GeneralsJoes Reviews IDW’s G.I. Joe: Cobra Annual 2012

Many of us really saw it coming throughout the Cobra Civil War that Krake was destined to be the new Cobra Commander, but I still thought it was a very fun ride getting to the end result. But I think most folks were complaining a bit that we didn’t really know Krake’s history and what makes him tick.

No longer. The entirety of the 2012 G.I. Joe: Cobra annual is devoted to the backstory of Cobra agent Krake and how he becomes who he is. I was approaching the issue with some hesitation, just because I wasn’t entirely sure how much I cared. Turns out I did care.

Click the read the rest of the story link below for the full review.

G.I. Joe: Cobra Annual 2012

Writer: Chuck Dixon
Artist: SL Gallant

I started this issue off on a good foot just seeing SL Gallant’s name on the cover of the issue. That immediately put a smile on my face. I’ve grown so used to seeing his fantastic art on the G.I. Joe: A Real American Hero title that I hadn’t really considered how his work on a more modern issue would be. Well, I was not disappointed. Turns out Gallant is just awesome no matter what era he’s doing the art chores for, and I found every single page of this double-sized Annual to be a pure joy just to look at.

Chuck Dixon throws us directly into the action, and we travel back in time several years to really see how Krake gets his start as a newborn in Thailand. Born to the wartorn region of the Golden Triangle, Krake quickly finds himself an orphan and a mercenary in the thick of the drug war. He learns on the fly and essentially hones his skills and builds his reputation from the ground up.

Along the way, we see many familiar faces from Major Bludd to The Baroness, and even the old school Cobra Commander himself. But honestly, Cobra kinds of drifts in and out, with the core focus of the story purely on the man who would become Krake. Speaking of the name “Krake” the best part of this issue, I thought, was Major Bludd haphazardly giving him that code name based on an Australian serpent…a very cool touch. For whatever reason I’d never thought to really research what the term “Krake” meant, and its translation makes perfect sense.

Every single page of this oversized annual is action-packed, and I have to be honest. I LOVED it. My uncertainty about the IDW modern G.I. Joe universe has been pretty well documented. While I love pockets of what IDW has done, I haven’t felt fully invested in the current stories since they began. Even though I love the Cobra angle, and I adore the Real American Hero stories, the mainstream G.I. Joe stories have left something to be desired.
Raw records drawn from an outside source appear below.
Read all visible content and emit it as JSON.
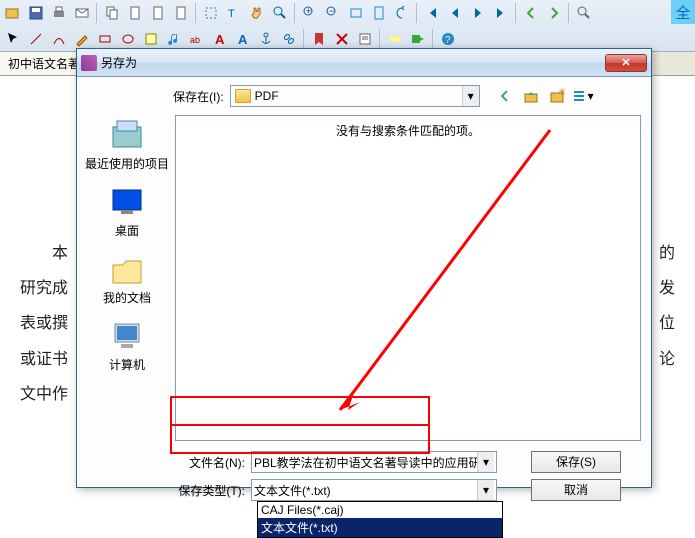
{
  "toolbar": {
    "fullscreen_label": "全"
  },
  "tab": {
    "title": "初中语文名著"
  },
  "document": {
    "line1": "本",
    "line2": "研究成",
    "line3": "表或撰",
    "line4": "或证书",
    "line5": "文中作",
    "r1": "的",
    "r2": "发",
    "r3": "位",
    "r4": "论"
  },
  "dialog": {
    "title": "另存为",
    "savein_label": "保存在(I):",
    "savein_value": "PDF",
    "no_match": "没有与搜索条件匹配的项。",
    "places": {
      "recent": "最近使用的项目",
      "desktop": "桌面",
      "mydocs": "我的文档",
      "computer": "计算机"
    },
    "filename_label": "文件名(N):",
    "filename_value": "PBL教学法在初中语文名著导读中的应用研",
    "filetype_label": "保存类型(T):",
    "filetype_value": "文本文件(*.txt)",
    "save_btn": "保存(S)",
    "cancel_btn": "取消",
    "dropdown": {
      "opt1": "CAJ Files(*.caj)",
      "opt2": "文本文件(*.txt)"
    }
  }
}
Well, I’m not sure what has changed, but in the past few months I have been pulled in. Pulled in in a big way. I eagerly turned each page of the Cobra Annual, desperately looking forward to seeing exactly who Krake is and what makes him tick. A year ago I didn’t care much about Krake, but now? Now I think he makes a fantastic Cobra Commander, born in blood, and ready to lead the terrorist organization on a global crusade. I am invested.

A great issue. There is a lot to love here with Dixon’s excellent pacing and Gallant’s fantastically clean, smooth, and nearly flawless art. Fifty pages of greatness here, I strongly encourage any Joe fan to give it a shot. This might just be a good jumping on point for many folks, too.

I can see how the eight dollar price tag might scare off some folks, but I do think there is enough content in this issue to warrant the cost increase. It’s essentially a double sized issue for double the price. Still worth it, in my opinion.

One thought on “GeneralsJoes Reviews IDW’s G.I. Joe: Cobra Annual 2012

  1. Nice. I have gone back and read “season 1” of the main Joe title, and I have to say – It rocks more now as a whole experience then as pieces over the last couple years. That said, I think the Cobra Civil War issues were much more punchy and compact – the mystery is over, Cobra is known – and thus, reminds us of the RAH days which started with a bang and just kept hitting. So yeah, the books are easier to consume now, but I highly recommend people go back and re-read the first season of IDW as a whole. I really think it’ll be remembered better than it was received in the long run.

Leave a Comment